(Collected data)
===
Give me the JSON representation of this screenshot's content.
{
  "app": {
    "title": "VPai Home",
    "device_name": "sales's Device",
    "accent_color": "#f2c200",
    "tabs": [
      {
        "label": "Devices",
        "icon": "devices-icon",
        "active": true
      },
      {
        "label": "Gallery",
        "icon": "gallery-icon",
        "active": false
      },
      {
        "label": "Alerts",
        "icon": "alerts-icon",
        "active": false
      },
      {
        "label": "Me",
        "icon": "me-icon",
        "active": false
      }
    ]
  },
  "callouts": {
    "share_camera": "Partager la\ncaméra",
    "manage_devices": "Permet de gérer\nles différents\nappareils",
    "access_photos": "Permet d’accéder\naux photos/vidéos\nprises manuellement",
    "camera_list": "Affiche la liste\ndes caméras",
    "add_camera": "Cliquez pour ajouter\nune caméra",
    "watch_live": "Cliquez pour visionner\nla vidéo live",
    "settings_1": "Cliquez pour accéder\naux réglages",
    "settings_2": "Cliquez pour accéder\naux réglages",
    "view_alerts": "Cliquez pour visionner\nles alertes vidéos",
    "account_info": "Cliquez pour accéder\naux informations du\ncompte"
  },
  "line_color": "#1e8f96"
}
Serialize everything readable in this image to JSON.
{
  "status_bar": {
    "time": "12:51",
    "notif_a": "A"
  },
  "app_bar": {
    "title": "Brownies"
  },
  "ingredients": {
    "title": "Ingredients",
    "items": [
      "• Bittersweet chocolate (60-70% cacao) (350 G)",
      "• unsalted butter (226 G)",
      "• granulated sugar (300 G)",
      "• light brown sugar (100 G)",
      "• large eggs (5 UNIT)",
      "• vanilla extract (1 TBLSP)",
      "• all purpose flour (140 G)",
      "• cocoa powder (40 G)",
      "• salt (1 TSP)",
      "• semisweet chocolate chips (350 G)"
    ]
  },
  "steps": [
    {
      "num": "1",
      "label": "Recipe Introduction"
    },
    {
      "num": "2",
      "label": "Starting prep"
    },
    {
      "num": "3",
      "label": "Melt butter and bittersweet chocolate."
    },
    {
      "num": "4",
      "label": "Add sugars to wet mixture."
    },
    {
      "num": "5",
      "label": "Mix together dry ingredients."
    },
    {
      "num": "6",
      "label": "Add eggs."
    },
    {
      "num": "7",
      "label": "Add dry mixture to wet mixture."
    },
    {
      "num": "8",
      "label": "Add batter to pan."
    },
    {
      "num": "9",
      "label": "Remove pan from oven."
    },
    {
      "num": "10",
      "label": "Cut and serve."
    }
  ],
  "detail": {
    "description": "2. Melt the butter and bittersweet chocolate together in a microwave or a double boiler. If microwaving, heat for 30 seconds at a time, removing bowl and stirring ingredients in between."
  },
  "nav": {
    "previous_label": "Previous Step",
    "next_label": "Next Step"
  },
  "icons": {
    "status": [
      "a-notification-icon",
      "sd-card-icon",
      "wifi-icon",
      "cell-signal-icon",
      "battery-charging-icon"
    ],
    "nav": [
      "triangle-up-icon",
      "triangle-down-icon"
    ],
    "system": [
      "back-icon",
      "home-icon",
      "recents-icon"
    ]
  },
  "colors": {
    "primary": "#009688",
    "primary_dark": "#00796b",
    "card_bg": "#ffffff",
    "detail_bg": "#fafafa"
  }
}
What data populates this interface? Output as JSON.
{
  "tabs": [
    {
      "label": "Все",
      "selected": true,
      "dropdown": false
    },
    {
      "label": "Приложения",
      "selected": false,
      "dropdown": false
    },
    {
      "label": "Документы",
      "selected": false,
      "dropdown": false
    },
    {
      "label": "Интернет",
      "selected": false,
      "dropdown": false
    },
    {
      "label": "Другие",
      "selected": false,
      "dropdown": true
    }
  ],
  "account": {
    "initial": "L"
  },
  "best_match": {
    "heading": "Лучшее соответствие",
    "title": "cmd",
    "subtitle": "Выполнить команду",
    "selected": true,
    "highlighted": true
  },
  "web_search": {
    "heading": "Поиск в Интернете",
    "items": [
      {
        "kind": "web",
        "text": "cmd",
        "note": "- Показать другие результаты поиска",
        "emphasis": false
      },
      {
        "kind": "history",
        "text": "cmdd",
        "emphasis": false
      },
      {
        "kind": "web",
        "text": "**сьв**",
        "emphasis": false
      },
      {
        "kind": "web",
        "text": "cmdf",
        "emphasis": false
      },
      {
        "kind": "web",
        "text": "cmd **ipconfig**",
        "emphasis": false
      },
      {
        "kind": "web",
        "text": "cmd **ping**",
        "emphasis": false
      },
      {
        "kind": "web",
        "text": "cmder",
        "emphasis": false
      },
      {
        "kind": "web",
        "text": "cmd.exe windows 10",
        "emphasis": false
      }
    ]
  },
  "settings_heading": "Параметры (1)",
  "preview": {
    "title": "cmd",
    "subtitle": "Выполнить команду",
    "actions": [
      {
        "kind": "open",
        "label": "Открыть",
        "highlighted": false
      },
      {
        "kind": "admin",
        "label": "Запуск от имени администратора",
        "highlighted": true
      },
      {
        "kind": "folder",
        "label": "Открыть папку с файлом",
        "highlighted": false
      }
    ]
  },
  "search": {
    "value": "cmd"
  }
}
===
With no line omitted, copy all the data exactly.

ANSWER SPACE:
Give me the JSON representation of this screenshot's content.
{
  "app": {
    "title": "VPai Home",
    "device_name": "sales's Device",
    "accent_color": "#f2c200",
    "tabs": [
      {
        "label": "Devices",
        "icon": "devices-icon",
        "active": true
      },
      {
        "label": "Gallery",
        "icon": "gallery-icon",
        "active": false
      },
      {
        "label": "Alerts",
        "icon": "alerts-icon",
        "active": false
      },
      {
        "label": "Me",
        "icon": "me-icon",
        "active": false
      }
    ]
  },
  "callouts": {
    "share_camera": "Partager la\ncaméra",
    "manage_devices": "Permet de gérer\nles différents\nappareils",
    "access_photos": "Permet d’accéder\naux photos/vidéos\nprises manuellement",
    "camera_list": "Affiche la liste\ndes caméras",
    "add_camera": "Cliquez pour ajouter\nune caméra",
    "watch_live": "Cliquez pour visionner\nla vidéo live",
    "settings_1": "Cliquez pour accéder\naux réglages",
    "settings_2": "Cliquez pour accéder\naux réglages",
    "view_alerts": "Cliquez pour visionner\nles alertes vidéos",
    "account_info": "Cliquez pour accéder\naux informations du\ncompte"
  },
  "line_color": "#1e8f96"
}
Serialize everything readable in this image to JSON.
{
  "status_bar": {
    "time": "12:51",
    "notif_a": "A"
  },
  "app_bar": {
    "title": "Brownies"
  },
  "ingredients": {
    "title": "Ingredients",
    "items": [
      "• Bittersweet chocolate (60-70% cacao) (350 G)",
      "• unsalted butter (226 G)",
      "• granulated sugar (300 G)",
      "• light brown sugar (100 G)",
      "• large eggs (5 UNIT)",
      "• vanilla extract (1 TBLSP)",
      "• all purpose flour (140 G)",
      "• cocoa powder (40 G)",
      "• salt (1 TSP)",
      "• semisweet chocolate chips (350 G)"
    ]
  },
  "steps": [
    {
      "num": "1",
      "label": "Recipe Introduction"
    },
    {
      "num": "2",
      "label": "Starting prep"
    },
    {
      "num": "3",
      "label": "Melt butter and bittersweet chocolate."
    },
    {
      "num": "4",
      "label": "Add sugars to wet mixture."
    },
    {
      "num": "5",
      "label": "Mix together dry ingredients."
    },
    {
      "num": "6",
      "label": "Add eggs."
    },
    {
      "num": "7",
      "label": "Add dry mixture to wet mixture."
    },
    {
      "num": "8",
      "label": "Add batter to pan."
    },
    {
      "num": "9",
      "label": "Remove pan from oven."
    },
    {
      "num": "10",
      "label": "Cut and serve."
    }
  ],
  "detail": {
    "description": "2. Melt the butter and bittersweet chocolate together in a microwave or a double boiler. If microwaving, heat for 30 seconds at a time, removing bowl and stirring ingredients in between."
  },
  "nav": {
    "previous_label": "Previous Step",
    "next_label": "Next Step"
  },
  "icons": {
    "status": [
      "a-notification-icon",
      "sd-card-icon",
      "wifi-icon",
      "cell-signal-icon",
      "battery-charging-icon"
    ],
    "nav": [
      "triangle-up-icon",
      "triangle-down-icon"
    ],
    "system": [
      "back-icon",
      "home-icon",
      "recents-icon"
    ]
  },
  "colors": {
    "primary": "#009688",
    "primary_dark": "#00796b",
    "card_bg": "#ffffff",
    "detail_bg": "#fafafa"
  }
}
What data populates this interface? Output as JSON.
{
  "tabs": [
    {
      "label": "Все",
      "selected": true,
      "dropdown": false
    },
    {
      "label": "Приложения",
      "selected": false,
      "dropdown": false
    },
    {
      "label": "Документы",
      "selected": false,
      "dropdown": false
    },
    {
      "label": "Интернет",
      "selected": false,
      "dropdown": false
    },
    {
      "label": "Другие",
      "selected": false,
      "dropdown": true
    }
  ],
  "account": {
    "initial": "L"
  },
  "best_match": {
    "heading": "Лучшее соответствие",
    "title": "cmd",
    "subtitle": "Выполнить команду",
    "selected": true,
    "highlighted": true
  },
  "web_search": {
    "heading": "Поиск в Интернете",
    "items": [
      {
        "kind": "web",
        "text": "cmd",
        "note": "- Показать другие результаты поиска",
        "emphasis": false
      },
      {
        "kind": "history",
        "text": "cmdd",
        "emphasis": false
      },
      {
        "kind": "web",
        "text": "**сьв**",
        "emphasis": false
      },
      {
        "kind": "web",
        "text": "cmdf",
        "emphasis": false
      },
      {
        "kind": "web",
        "text": "cmd **ipconfig**",
        "emphasis": false
      },
      {
        "kind": "web",
        "text": "cmd **ping**",
        "emphasis": false
      },
      {
        "kind": "web",
        "text": "cmder",
        "emphasis": false
      },
      {
        "kind": "web",
        "text": "cmd.exe windows 10",
        "emphasis": false
      }
    ]
  },
  "settings_heading": "Параметры (1)",
  "preview": {
    "title": "cmd",
    "subtitle": "Выполнить команду",
    "actions": [
      {
        "kind": "open",
        "label": "Открыть",
        "highlighted": false
      },
      {
        "kind": "admin",
        "label": "Запуск от имени администратора",
        "highlighted": true
      },
      {
        "kind": "folder",
        "label": "Открыть папку с файлом",
        "highlighted": false
      }
    ]
  },
  "search": {
    "value": "cmd"
  }
}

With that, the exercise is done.